Many women were left at home, in Britain, South Africa, India and the other countries which participated. They did what they could to support those in the field – knitting and sending parcels. Those in the territories directly affected by war, were caught up in some way – labour at home or in the field, nursing, and for some fighting if the opportunity arose. These stories are starting to come to light through family historians digging away at their past, whilst feminist, cultural and social historians, anthropologists and sociologists burrow away in archives, read between the lines of oral accounts and critically analyse literature in an attempt to construct experiences which have laid buried for decades. These same approaches are being taken to bring to light the other forgotten (unremembered) histories of men and animals.

The English speaking world is limited by the few books and accounts published by women of their time in Africa, whilst those who can read German are more fortunate. A number of the German women who were in East Africa have written their accounts. All that is currently known to have been written is available on the GWAA bibliography.
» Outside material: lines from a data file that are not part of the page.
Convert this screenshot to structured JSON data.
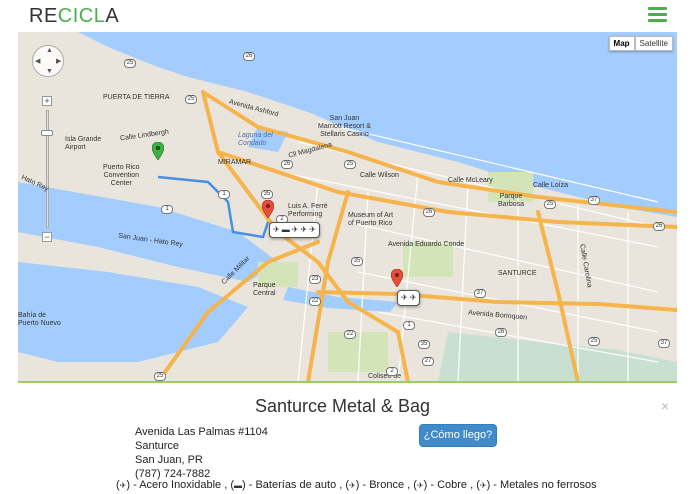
{
  "header": {
    "logo": {
      "part1": "RE",
      "part2": "CICL",
      "part3": "A"
    },
    "menu_icon": "hamburger-icon"
  },
  "map": {
    "type_buttons": [
      "Map",
      "Satellite"
    ],
    "zoom_plus": "+",
    "zoom_minus": "−",
    "labels": {
      "avenida_ashford": "Avenida Ashford",
      "puerta_de_tierra": "PUERTA DE TIERRA",
      "isla_grande": "Isla Grande\nAirport",
      "calle_lindbergh": "Calle Lindbergh",
      "convention": "Puerto Rico\nConvention\nCenter",
      "laguna": "Laguna del\nCondado",
      "san_juan_marriott": "San Juan\nMarriott Resort &\nStellaris Casino",
      "miramar": "MIRAMAR",
      "cll_magdalena": "Cll Magdalena",
      "calle_wilson": "Calle Wilson",
      "calle_mcleary": "Calle McLeary",
      "calle_loiza": "Calle Loíza",
      "parque_barbosa": "Parque\nBarbosa",
      "hato_rey": "Hato Rey",
      "luis_ferre": "Luis A. Ferré\nPerforming",
      "museum": "Museum of Art\nof Puerto Rico",
      "avenida_eduardo_conde": "Avenida Eduardo Conde",
      "san_juan_hato_rey": "San Juan - Hato Rey",
      "santurce": "SANTURCE",
      "parque_central": "Parque\nCentral",
      "calle_militar": "Calle Militar",
      "bahia": "Bahía de\nPuerto Nuevo",
      "avenida_borinquen": "Avenida Borinquen",
      "coliseo": "Coliseo de",
      "calle_carolina": "Calle Carolina"
    },
    "shields": [
      "25",
      "25",
      "1",
      "35",
      "26",
      "25",
      "37",
      "2",
      "1",
      "26",
      "25",
      "26",
      "35",
      "23",
      "37",
      "22",
      "1",
      "35",
      "26",
      "25",
      "37",
      "26",
      "2",
      "22",
      "25",
      "27"
    ]
  },
  "detail": {
    "title": "Santurce Metal & Bag",
    "address_line1": "Avenida Las Palmas #1104",
    "address_line2": "Santurce",
    "address_line3": "San Juan, PR",
    "phone": "(787) 724-7882",
    "directions_button": "¿Cómo llego?",
    "close": "×",
    "materials_text": "( ) - Acero Inoxidable , ( ) - Baterías de auto , ( ) - Bronce , ( ) - Cobre , ( ) - Metales no ferrosos",
    "materials": [
      {
        "label": "Acero Inoxidable",
        "icon": "stainless-steel-icon"
      },
      {
        "label": "Baterías de auto",
        "icon": "car-battery-icon"
      },
      {
        "label": "Bronce",
        "icon": "bronze-icon"
      },
      {
        "label": "Cobre",
        "icon": "copper-icon"
      },
      {
        "label": "Metales no ferrosos",
        "icon": "non-ferrous-metal-icon"
      }
    ]
  },
  "colors": {
    "accent": "#4cae4c",
    "button": "#428bca",
    "water": "#a3ccff",
    "land": "#e9e5dc",
    "highway": "#f6b44c"
  }
}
I’m yet to find accounts by Belgian and Portuguese women and the search continues for all micro-nation accounts – male and female.